YOUR ASSIGNMENT:
All of the data is to be printed again exactly as it appears.

** DATA TO PROCESS follows **

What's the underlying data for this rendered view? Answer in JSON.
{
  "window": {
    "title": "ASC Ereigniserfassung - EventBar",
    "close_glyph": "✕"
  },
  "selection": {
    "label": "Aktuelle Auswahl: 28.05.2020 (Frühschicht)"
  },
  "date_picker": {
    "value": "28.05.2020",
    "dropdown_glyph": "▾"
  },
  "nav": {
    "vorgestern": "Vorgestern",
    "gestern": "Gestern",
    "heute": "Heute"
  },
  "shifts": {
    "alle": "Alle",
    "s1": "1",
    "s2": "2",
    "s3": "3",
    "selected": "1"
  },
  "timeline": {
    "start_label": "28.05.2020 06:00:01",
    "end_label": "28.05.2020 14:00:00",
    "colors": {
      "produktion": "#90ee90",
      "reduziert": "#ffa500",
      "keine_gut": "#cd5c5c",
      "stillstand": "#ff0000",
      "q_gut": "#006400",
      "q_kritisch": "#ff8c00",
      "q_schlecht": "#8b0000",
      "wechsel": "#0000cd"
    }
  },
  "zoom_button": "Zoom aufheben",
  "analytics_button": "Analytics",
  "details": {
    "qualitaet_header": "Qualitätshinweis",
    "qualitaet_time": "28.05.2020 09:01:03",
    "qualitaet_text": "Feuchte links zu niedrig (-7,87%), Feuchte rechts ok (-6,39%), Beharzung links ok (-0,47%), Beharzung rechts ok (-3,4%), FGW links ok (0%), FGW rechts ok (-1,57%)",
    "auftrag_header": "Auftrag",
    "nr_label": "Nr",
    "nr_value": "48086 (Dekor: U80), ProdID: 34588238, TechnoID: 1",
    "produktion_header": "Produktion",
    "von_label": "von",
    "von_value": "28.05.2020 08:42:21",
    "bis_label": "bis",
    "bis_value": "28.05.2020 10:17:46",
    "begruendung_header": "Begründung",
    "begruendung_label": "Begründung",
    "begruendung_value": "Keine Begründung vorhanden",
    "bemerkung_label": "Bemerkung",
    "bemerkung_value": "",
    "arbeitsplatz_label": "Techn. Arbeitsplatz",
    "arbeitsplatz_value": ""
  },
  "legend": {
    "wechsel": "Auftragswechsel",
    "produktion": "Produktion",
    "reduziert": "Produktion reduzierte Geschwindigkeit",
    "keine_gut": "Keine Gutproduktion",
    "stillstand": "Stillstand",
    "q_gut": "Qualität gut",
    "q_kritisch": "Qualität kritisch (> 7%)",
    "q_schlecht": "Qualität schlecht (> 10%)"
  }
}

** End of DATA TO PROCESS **

WRITTEN ANSWER:
What's the underlying data for this rendered view? Answer in JSON.
{
  "window": {
    "title": "ASC Ereigniserfassung - EventBar",
    "close_glyph": "✕"
  },
  "selection": {
    "label": "Aktuelle Auswahl: 28.05.2020 (Frühschicht)"
  },
  "date_picker": {
    "value": "28.05.2020",
    "dropdown_glyph": "▾"
  },
  "nav": {
    "vorgestern": "Vorgestern",
    "gestern": "Gestern",
    "heute": "Heute"
  },
  "shifts": {
    "alle": "Alle",
    "s1": "1",
    "s2": "2",
    "s3": "3",
    "selected": "1"
  },
  "timeline": {
    "start_label": "28.05.2020 06:00:01",
    "end_label": "28.05.2020 14:00:00",
    "colors": {
      "produktion": "#90ee90",
      "reduziert": "#ffa500",
      "keine_gut": "#cd5c5c",
      "stillstand": "#ff0000",
      "q_gut": "#006400",
      "q_kritisch": "#ff8c00",
      "q_schlecht": "#8b0000",
      "wechsel": "#0000cd"
    }
  },
  "zoom_button": "Zoom aufheben",
  "analytics_button": "Analytics",
  "details": {
    "qualitaet_header": "Qualitätshinweis",
    "qualitaet_time": "28.05.2020 09:01:03",
    "qualitaet_text": "Feuchte links zu niedrig (-7,87%), Feuchte rechts ok (-6,39%), Beharzung links ok (-0,47%), Beharzung rechts ok (-3,4%), FGW links ok (0%), FGW rechts ok (-1,57%)",
    "auftrag_header": "Auftrag",
    "nr_label": "Nr",
    "nr_value": "48086 (Dekor: U80), ProdID: 34588238, TechnoID: 1",
    "produktion_header": "Produktion",
    "von_label": "von",
    "von_value": "28.05.2020 08:42:21",
    "bis_label": "bis",
    "bis_value": "28.05.2020 10:17:46",
    "begruendung_header": "Begründung",
    "begruendung_label": "Begründung",
    "begruendung_value": "Keine Begründung vorhanden",
    "bemerkung_label": "Bemerkung",
    "bemerkung_value": "",
    "arbeitsplatz_label": "Techn. Arbeitsplatz",
    "arbeitsplatz_value": ""
  },
  "legend": {
    "wechsel": "Auftragswechsel",
    "produktion": "Produktion",
    "reduziert": "Produktion reduzierte Geschwindigkeit",
    "keine_gut": "Keine Gutproduktion",
    "stillstand": "Stillstand",
    "q_gut": "Qualität gut",
    "q_kritisch": "Qualität kritisch (> 7%)",
    "q_schlecht": "Qualität schlecht (> 10%)"
  }
}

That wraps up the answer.